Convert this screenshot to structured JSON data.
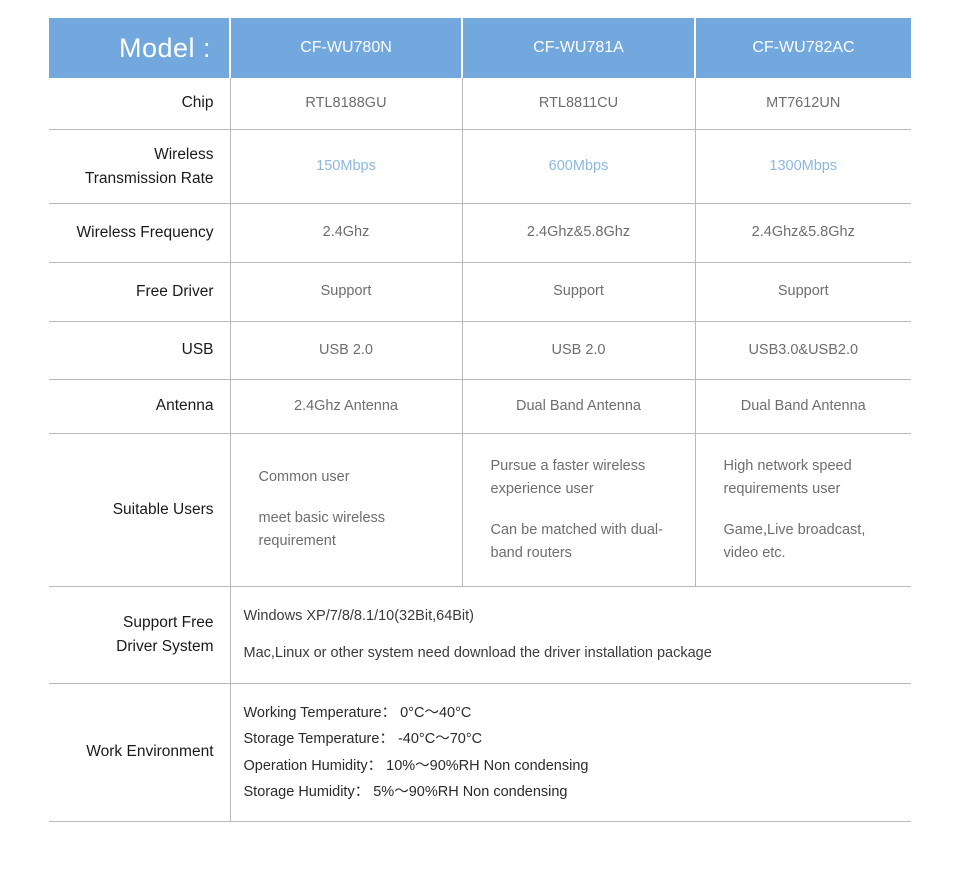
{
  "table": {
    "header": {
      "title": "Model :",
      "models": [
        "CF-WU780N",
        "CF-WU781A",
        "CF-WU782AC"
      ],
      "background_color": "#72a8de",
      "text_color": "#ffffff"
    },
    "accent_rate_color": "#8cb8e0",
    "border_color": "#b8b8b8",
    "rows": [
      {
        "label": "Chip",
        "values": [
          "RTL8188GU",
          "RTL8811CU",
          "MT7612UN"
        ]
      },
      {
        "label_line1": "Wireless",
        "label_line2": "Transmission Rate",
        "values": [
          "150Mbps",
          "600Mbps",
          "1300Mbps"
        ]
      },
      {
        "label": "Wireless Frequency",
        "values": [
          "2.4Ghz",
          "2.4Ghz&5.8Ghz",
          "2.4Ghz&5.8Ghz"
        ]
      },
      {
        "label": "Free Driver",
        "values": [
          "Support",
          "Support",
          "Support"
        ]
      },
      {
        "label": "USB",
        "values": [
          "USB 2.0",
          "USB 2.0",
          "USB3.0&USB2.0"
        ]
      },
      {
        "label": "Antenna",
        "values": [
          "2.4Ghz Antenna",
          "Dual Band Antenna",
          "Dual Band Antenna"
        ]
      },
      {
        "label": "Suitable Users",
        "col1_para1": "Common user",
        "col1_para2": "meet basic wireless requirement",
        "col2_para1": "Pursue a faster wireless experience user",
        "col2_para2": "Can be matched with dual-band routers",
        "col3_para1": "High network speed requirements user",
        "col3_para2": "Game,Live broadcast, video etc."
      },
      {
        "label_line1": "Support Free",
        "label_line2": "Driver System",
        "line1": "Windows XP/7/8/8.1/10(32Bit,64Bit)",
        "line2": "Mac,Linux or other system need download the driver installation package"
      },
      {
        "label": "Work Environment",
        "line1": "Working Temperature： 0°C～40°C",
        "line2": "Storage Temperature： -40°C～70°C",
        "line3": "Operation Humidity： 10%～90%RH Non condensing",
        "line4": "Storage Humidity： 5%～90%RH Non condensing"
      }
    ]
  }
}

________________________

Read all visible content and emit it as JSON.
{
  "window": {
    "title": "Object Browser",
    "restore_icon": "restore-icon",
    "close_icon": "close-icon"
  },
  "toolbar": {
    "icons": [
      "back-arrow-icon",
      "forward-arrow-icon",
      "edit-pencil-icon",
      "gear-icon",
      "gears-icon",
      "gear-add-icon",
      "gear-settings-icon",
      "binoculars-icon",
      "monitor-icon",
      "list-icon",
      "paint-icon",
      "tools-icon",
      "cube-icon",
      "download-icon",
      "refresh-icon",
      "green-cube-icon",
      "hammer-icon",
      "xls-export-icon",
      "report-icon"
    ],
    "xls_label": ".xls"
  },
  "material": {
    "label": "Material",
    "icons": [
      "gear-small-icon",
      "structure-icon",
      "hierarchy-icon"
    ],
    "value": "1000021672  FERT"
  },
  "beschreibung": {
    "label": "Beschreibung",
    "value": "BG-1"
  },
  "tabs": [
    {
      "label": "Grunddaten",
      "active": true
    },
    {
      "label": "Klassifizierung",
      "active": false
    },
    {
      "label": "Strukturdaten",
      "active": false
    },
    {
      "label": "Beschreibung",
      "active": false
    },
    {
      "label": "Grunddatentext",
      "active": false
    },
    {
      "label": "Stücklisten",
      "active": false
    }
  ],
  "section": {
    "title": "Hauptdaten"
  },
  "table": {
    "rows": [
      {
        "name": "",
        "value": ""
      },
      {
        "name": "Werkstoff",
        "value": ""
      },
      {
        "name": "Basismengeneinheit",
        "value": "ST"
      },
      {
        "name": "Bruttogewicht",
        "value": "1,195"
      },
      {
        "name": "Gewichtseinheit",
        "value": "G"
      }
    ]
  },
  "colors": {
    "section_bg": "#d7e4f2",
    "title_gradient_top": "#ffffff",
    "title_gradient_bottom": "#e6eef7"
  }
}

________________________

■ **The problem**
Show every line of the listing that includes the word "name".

■ **Answer below**
        "name": "",
        "name": "Werkstoff",
        "name": "Basismengeneinheit",
        "name": "Bruttogewicht",
        "name": "Gewichtseinheit",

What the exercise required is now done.